=== Directions ===
Set the listing down once more, exactly as given.

Start of Block

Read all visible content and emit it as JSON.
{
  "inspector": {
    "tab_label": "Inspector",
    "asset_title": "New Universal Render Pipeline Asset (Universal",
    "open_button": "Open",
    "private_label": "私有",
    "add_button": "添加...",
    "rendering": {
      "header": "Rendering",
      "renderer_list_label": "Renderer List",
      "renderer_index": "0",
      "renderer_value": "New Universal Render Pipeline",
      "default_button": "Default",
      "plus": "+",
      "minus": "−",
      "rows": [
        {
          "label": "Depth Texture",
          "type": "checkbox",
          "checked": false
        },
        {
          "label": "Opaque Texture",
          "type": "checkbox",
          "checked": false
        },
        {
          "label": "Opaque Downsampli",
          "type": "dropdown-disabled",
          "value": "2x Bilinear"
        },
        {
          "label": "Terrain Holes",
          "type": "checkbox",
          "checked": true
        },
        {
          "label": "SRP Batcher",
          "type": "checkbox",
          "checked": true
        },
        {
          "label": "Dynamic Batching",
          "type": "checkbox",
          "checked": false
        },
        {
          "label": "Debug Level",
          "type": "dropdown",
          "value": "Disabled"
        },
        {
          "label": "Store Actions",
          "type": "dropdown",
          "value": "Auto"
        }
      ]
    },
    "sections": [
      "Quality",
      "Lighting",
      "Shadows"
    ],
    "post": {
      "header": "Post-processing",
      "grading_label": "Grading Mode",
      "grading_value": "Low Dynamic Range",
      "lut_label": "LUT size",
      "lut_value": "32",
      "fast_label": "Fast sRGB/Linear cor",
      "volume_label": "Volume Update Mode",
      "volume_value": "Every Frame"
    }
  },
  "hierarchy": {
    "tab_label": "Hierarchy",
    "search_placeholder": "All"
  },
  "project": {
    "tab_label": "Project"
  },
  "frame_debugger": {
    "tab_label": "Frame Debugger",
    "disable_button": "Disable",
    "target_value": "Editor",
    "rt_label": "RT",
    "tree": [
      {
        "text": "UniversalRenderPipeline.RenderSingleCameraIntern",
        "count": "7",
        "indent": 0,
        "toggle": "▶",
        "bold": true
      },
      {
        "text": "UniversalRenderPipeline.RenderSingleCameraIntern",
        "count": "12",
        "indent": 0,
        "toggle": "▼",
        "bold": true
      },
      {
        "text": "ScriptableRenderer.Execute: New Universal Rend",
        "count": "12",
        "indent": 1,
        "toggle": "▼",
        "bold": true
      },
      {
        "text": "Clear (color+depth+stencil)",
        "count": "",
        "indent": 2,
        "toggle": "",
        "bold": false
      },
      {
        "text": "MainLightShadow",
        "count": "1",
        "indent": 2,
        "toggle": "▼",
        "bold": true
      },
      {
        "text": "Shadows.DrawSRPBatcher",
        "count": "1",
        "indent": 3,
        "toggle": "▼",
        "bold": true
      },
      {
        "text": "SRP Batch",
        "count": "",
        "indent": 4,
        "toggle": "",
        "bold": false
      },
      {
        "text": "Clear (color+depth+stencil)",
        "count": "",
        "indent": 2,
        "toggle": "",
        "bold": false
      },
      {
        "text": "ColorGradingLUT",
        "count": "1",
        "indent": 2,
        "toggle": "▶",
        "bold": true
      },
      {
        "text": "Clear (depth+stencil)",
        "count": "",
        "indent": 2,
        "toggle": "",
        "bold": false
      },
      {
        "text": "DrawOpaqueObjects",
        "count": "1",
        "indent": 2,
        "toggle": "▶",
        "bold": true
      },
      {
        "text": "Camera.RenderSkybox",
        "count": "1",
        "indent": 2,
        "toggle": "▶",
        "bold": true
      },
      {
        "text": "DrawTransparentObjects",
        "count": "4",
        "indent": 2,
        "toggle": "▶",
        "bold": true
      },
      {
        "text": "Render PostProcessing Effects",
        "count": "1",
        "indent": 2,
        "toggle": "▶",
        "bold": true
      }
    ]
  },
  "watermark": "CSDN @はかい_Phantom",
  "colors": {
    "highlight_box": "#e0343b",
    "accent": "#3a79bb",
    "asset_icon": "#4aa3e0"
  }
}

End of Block

=== Exercise solution ===
Read all visible content and emit it as JSON.
{
  "inspector": {
    "tab_label": "Inspector",
    "asset_title": "New Universal Render Pipeline Asset (Universal",
    "open_button": "Open",
    "private_label": "私有",
    "add_button": "添加...",
    "rendering": {
      "header": "Rendering",
      "renderer_list_label": "Renderer List",
      "renderer_index": "0",
      "renderer_value": "New Universal Render Pipeline",
      "default_button": "Default",
      "plus": "+",
      "minus": "−",
      "rows": [
        {
          "label": "Depth Texture",
          "type": "checkbox",
          "checked": false
        },
        {
          "label": "Opaque Texture",
          "type": "checkbox",
          "checked": false
        },
        {
          "label": "Opaque Downsampli",
          "type": "dropdown-disabled",
          "value": "2x Bilinear"
        },
        {
          "label": "Terrain Holes",
          "type": "checkbox",
          "checked": true
        },
        {
          "label": "SRP Batcher",
          "type": "checkbox",
          "checked": true
        },
        {
          "label": "Dynamic Batching",
          "type": "checkbox",
          "checked": false
        },
        {
          "label": "Debug Level",
          "type": "dropdown",
          "value": "Disabled"
        },
        {
          "label": "Store Actions",
          "type": "dropdown",
          "value": "Auto"
        }
      ]
    },
    "sections": [
      "Quality",
      "Lighting",
      "Shadows"
    ],
    "post": {
      "header": "Post-processing",
      "grading_label": "Grading Mode",
      "grading_value": "Low Dynamic Range",
      "lut_label": "LUT size",
      "lut_value": "32",
      "fast_label": "Fast sRGB/Linear cor",
      "volume_label": "Volume Update Mode",
      "volume_value": "Every Frame"
    }
  },
  "hierarchy": {
    "tab_label": "Hierarchy",
    "search_placeholder": "All"
  },
  "project": {
    "tab_label": "Project"
  },
  "frame_debugger": {
    "tab_label": "Frame Debugger",
    "disable_button": "Disable",
    "target_value": "Editor",
    "rt_label": "RT",
    "tree": [
      {
        "text": "UniversalRenderPipeline.RenderSingleCameraIntern",
        "count": "7",
        "indent": 0,
        "toggle": "▶",
        "bold": true
      },
      {
        "text": "UniversalRenderPipeline.RenderSingleCameraIntern",
        "count": "12",
        "indent": 0,
        "toggle": "▼",
        "bold": true
      },
      {
        "text": "ScriptableRenderer.Execute: New Universal Rend",
        "count": "12",
        "indent": 1,
        "toggle": "▼",
        "bold": true
      },
      {
        "text": "Clear (color+depth+stencil)",
        "count": "",
        "indent": 2,
        "toggle": "",
        "bold": false
      },
      {
        "text": "MainLightShadow",
        "count": "1",
        "indent": 2,
        "toggle": "▼",
        "bold": true
      },
      {
        "text": "Shadows.DrawSRPBatcher",
        "count": "1",
        "indent": 3,
        "toggle": "▼",
        "bold": true
      },
      {
        "text": "SRP Batch",
        "count": "",
        "indent": 4,
        "toggle": "",
        "bold": false
      },
      {
        "text": "Clear (color+depth+stencil)",
        "count": "",
        "indent": 2,
        "toggle": "",
        "bold": false
      },
      {
        "text": "ColorGradingLUT",
        "count": "1",
        "indent": 2,
        "toggle": "▶",
        "bold": true
      },
      {
        "text": "Clear (depth+stencil)",
        "count": "",
        "indent": 2,
        "toggle": "",
        "bold": false
      },
      {
        "text": "DrawOpaqueObjects",
        "count": "1",
        "indent": 2,
        "toggle": "▶",
        "bold": true
      },
      {
        "text": "Camera.RenderSkybox",
        "count": "1",
        "indent": 2,
        "toggle": "▶",
        "bold": true
      },
      {
        "text": "DrawTransparentObjects",
        "count": "4",
        "indent": 2,
        "toggle": "▶",
        "bold": true
      },
      {
        "text": "Render PostProcessing Effects",
        "count": "1",
        "indent": 2,
        "toggle": "▶",
        "bold": true
      }
    ]
  },
  "watermark": "CSDN @はかい_Phantom",
  "colors": {
    "highlight_box": "#e0343b",
    "accent": "#3a79bb",
    "asset_icon": "#4aa3e0"
  }
}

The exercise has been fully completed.